## To do
The lines to return are those below that contain the word "handle".

Start of Block

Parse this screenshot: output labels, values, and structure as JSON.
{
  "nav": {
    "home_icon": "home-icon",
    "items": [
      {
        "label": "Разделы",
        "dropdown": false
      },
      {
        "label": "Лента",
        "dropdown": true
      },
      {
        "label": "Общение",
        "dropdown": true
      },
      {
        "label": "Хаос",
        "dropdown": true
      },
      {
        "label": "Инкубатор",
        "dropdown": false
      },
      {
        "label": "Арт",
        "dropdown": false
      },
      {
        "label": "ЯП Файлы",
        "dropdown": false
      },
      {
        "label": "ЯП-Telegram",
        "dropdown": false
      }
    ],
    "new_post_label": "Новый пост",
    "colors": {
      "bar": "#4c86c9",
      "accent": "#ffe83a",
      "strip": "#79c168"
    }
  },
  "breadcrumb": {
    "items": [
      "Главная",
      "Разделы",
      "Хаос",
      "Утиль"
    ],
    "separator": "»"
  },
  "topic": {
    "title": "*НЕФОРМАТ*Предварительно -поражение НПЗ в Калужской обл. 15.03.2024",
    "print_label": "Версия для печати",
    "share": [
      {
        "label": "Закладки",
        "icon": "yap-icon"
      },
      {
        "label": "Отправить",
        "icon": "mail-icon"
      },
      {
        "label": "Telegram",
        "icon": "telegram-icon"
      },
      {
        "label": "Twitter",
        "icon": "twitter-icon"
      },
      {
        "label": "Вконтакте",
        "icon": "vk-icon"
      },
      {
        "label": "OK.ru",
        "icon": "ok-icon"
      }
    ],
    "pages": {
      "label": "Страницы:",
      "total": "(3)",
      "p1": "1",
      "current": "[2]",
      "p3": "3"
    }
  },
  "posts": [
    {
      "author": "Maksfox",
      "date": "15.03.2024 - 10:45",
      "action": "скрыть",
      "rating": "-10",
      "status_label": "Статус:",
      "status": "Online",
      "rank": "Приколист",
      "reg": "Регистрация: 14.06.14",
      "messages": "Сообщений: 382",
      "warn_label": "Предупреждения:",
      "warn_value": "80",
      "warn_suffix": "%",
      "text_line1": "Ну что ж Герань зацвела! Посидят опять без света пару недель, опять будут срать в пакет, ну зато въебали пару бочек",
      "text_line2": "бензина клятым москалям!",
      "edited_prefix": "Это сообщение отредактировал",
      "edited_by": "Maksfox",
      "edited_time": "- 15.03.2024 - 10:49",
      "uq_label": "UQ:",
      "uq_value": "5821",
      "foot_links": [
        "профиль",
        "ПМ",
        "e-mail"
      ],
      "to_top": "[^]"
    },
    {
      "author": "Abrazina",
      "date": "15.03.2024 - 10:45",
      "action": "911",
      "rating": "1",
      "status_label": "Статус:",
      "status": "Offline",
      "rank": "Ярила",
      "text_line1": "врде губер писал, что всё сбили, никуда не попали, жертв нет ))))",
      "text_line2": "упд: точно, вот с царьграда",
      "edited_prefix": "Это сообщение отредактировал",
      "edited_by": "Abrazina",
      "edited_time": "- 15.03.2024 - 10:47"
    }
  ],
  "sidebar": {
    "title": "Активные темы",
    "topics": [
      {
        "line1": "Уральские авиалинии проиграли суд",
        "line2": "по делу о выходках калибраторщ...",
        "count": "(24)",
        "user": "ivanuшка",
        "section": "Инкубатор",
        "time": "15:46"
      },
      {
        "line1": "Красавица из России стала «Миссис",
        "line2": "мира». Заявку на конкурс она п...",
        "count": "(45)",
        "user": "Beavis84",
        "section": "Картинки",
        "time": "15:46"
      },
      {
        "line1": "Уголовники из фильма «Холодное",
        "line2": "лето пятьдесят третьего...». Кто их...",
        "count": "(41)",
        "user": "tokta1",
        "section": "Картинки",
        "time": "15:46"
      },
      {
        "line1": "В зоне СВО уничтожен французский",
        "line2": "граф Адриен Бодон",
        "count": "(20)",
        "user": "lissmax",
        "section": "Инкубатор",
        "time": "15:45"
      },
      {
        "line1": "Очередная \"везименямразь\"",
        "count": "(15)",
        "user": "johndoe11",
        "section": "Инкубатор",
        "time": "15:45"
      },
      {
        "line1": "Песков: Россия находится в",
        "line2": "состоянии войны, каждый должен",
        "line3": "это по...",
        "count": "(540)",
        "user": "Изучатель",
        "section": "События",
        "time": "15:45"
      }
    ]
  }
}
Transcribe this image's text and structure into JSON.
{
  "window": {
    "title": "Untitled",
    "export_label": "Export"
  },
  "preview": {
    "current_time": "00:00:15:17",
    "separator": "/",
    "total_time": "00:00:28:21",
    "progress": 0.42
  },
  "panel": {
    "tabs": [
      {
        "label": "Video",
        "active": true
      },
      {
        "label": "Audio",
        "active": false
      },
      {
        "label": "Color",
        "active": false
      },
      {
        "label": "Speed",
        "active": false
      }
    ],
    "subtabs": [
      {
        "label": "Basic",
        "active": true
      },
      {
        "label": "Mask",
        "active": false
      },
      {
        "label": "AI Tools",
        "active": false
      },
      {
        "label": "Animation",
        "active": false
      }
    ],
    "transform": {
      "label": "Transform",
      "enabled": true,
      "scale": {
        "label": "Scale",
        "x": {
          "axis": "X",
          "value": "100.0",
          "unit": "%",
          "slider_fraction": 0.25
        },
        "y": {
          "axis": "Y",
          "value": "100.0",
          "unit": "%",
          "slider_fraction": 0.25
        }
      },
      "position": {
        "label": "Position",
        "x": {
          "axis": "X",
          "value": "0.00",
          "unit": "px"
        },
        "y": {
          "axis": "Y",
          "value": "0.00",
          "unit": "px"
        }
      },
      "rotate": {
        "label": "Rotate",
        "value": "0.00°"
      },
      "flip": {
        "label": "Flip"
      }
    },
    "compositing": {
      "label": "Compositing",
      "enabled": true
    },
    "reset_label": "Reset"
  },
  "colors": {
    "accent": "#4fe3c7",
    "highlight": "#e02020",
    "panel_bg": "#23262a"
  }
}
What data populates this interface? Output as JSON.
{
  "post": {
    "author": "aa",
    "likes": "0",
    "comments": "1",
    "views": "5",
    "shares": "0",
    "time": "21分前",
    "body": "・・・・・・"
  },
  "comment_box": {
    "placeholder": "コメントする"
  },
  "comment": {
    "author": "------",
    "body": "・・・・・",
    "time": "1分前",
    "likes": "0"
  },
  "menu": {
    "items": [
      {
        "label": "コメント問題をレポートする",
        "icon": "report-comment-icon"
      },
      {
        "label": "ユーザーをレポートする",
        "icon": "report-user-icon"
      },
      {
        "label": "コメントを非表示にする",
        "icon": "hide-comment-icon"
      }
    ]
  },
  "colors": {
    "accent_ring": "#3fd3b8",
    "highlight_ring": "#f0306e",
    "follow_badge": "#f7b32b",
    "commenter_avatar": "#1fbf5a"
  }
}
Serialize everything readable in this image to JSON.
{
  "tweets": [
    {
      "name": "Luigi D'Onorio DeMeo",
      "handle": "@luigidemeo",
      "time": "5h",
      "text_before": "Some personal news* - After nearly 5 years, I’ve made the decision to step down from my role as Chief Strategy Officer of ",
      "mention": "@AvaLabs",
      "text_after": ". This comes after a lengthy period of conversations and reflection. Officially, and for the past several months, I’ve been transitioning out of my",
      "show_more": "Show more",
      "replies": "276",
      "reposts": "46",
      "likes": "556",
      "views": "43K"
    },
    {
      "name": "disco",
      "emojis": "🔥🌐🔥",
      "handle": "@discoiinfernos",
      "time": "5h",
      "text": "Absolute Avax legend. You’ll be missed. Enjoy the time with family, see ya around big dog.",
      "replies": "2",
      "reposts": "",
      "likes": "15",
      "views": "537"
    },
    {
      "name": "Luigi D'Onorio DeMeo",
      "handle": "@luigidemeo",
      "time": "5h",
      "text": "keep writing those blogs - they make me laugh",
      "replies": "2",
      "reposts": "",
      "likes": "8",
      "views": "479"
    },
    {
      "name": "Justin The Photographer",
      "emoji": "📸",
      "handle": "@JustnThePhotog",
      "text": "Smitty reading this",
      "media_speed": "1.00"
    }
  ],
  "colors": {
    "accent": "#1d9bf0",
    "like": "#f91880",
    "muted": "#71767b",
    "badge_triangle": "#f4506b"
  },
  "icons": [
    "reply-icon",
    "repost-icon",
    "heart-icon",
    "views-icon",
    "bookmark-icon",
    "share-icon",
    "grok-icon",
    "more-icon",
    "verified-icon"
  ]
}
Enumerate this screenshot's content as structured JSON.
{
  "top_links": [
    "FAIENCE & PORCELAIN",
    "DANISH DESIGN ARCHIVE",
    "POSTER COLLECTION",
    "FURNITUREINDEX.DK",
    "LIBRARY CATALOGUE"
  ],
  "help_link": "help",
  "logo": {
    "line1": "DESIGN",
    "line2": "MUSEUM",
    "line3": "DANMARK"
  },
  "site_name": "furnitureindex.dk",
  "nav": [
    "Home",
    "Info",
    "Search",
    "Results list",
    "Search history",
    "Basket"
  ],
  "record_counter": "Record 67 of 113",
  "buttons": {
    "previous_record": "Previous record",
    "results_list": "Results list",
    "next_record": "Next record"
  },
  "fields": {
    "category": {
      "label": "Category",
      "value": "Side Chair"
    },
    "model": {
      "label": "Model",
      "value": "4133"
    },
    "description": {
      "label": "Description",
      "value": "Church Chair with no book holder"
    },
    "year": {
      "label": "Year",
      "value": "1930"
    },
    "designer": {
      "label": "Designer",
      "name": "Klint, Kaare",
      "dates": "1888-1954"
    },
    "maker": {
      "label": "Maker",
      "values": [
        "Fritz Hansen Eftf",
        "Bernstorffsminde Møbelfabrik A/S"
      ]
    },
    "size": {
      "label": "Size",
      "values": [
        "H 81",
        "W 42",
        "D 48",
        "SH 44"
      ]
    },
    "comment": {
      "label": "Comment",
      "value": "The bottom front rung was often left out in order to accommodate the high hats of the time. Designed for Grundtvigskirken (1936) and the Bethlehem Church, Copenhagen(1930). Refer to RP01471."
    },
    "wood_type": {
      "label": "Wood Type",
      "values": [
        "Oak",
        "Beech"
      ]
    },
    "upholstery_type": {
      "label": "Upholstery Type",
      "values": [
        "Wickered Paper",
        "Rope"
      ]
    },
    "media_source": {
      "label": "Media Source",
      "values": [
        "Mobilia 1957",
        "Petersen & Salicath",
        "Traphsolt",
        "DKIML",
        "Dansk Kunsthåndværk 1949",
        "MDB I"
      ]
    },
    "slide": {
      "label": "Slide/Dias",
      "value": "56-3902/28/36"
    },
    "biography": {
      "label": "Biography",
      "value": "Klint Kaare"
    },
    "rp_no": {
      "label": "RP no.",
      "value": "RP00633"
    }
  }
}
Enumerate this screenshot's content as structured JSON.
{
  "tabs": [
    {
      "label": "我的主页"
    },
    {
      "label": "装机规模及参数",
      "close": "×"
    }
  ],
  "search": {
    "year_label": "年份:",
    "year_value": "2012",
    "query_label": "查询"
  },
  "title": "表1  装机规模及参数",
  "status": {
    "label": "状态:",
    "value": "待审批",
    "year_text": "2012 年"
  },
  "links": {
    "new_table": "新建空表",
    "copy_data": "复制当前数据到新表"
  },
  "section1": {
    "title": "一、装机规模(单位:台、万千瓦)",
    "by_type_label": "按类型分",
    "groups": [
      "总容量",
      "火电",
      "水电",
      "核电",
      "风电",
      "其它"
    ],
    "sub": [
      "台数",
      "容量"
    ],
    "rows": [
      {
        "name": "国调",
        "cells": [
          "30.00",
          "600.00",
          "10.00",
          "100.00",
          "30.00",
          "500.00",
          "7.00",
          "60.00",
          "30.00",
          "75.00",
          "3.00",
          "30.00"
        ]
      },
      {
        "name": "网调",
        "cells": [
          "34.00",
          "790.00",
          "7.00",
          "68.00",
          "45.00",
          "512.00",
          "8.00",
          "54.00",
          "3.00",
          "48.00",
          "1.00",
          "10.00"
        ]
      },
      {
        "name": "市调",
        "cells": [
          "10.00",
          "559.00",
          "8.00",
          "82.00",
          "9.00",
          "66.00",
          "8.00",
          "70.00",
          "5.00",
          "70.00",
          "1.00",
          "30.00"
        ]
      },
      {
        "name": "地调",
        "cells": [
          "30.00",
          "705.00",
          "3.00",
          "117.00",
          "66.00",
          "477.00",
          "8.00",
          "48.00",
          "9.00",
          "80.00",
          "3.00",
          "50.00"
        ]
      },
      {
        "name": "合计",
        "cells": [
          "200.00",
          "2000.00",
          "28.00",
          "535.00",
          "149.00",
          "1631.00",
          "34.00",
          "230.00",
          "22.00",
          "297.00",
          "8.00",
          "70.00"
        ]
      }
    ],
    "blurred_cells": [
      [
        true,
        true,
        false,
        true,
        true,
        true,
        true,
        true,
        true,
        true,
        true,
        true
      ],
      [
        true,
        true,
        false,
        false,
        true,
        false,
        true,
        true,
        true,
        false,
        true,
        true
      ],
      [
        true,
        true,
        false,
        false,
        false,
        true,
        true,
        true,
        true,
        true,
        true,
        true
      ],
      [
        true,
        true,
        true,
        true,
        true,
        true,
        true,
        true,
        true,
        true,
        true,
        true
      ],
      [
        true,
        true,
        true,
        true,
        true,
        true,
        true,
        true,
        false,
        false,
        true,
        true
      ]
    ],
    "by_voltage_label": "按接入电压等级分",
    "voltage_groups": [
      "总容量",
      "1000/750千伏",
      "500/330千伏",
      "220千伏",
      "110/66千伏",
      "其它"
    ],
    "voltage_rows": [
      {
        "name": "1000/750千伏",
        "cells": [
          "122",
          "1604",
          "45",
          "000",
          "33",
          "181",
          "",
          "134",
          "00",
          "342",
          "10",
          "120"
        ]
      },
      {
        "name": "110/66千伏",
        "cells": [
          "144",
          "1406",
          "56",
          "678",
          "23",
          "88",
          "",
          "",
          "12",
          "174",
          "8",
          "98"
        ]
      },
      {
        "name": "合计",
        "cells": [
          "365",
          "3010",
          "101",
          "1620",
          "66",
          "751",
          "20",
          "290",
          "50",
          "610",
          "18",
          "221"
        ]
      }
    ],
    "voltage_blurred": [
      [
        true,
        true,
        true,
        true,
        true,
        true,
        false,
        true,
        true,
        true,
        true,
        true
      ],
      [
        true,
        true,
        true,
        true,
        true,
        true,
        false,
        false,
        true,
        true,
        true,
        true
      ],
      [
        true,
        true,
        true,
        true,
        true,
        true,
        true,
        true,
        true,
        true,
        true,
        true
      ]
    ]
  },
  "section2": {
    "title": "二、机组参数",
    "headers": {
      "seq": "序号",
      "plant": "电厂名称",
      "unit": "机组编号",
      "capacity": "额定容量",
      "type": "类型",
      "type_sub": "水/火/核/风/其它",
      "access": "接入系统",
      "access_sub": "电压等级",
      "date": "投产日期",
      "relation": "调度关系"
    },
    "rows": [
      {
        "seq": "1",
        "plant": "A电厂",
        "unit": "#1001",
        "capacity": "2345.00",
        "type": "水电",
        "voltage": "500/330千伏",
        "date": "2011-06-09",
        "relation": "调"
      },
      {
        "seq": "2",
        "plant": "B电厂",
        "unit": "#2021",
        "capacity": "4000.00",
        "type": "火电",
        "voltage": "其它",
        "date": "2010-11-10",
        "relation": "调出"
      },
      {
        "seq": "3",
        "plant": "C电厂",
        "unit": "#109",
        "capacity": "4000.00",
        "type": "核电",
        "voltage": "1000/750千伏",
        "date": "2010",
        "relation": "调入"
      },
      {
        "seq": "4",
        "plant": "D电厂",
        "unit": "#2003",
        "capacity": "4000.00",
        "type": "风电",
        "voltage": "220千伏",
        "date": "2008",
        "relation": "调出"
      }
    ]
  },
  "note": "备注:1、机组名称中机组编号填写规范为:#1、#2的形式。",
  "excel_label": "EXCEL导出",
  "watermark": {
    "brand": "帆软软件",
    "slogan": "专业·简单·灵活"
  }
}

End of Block

## Your response
      "handle": "@luigidemeo",
      "handle": "@discoiinfernos",
      "handle": "@luigidemeo",
      "handle": "@JustnThePhotog",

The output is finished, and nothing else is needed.